◆ Exercise
Only lines that contain the word "Features" belong in the answer; copy them from the records below.

◆ Data records
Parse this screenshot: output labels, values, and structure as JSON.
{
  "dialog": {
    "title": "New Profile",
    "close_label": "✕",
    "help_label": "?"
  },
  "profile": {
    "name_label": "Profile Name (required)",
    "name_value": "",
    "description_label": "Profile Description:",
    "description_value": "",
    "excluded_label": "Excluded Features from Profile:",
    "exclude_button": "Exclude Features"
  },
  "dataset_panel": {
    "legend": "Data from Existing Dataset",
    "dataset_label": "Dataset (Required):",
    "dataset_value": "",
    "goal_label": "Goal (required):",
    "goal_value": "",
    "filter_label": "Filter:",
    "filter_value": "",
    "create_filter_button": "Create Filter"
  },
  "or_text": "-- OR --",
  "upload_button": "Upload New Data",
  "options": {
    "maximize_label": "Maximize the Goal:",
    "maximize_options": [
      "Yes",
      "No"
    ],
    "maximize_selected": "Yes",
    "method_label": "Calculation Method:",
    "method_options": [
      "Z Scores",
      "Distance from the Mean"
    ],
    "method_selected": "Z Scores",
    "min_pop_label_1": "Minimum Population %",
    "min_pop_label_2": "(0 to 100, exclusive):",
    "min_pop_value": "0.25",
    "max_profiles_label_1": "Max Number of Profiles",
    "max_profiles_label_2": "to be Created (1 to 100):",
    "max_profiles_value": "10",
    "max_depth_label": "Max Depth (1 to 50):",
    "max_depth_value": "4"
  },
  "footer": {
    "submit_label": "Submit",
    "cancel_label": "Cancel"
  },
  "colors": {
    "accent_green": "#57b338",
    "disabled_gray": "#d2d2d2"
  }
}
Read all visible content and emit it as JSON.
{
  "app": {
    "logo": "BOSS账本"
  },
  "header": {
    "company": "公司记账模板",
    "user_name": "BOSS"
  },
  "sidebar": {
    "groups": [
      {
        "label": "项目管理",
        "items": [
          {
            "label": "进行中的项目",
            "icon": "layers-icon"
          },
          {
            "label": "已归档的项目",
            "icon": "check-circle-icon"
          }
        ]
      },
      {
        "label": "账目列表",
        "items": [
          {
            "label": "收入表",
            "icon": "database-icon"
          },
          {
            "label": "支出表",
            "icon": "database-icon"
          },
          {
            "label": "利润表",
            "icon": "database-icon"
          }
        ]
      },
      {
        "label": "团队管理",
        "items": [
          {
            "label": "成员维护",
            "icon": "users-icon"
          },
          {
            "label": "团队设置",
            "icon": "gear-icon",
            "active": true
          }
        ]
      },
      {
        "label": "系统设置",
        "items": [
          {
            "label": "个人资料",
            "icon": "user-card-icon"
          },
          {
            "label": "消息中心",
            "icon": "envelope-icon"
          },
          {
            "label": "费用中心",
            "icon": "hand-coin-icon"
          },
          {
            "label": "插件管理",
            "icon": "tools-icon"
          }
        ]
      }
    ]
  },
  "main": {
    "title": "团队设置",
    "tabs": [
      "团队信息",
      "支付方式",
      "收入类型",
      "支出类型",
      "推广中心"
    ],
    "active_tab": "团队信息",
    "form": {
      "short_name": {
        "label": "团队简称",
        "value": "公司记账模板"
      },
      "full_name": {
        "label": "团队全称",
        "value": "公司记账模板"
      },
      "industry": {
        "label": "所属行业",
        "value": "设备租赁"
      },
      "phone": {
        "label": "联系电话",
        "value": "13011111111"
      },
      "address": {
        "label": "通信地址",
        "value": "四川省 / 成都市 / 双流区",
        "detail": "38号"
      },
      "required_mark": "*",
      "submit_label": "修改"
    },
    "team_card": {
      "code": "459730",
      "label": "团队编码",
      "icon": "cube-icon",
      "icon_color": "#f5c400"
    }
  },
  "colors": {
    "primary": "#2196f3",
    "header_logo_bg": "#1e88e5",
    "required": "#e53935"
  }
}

◆ Task answer
    "excluded_label": "Excluded Features from Profile:",
    "exclude_button": "Exclude Features"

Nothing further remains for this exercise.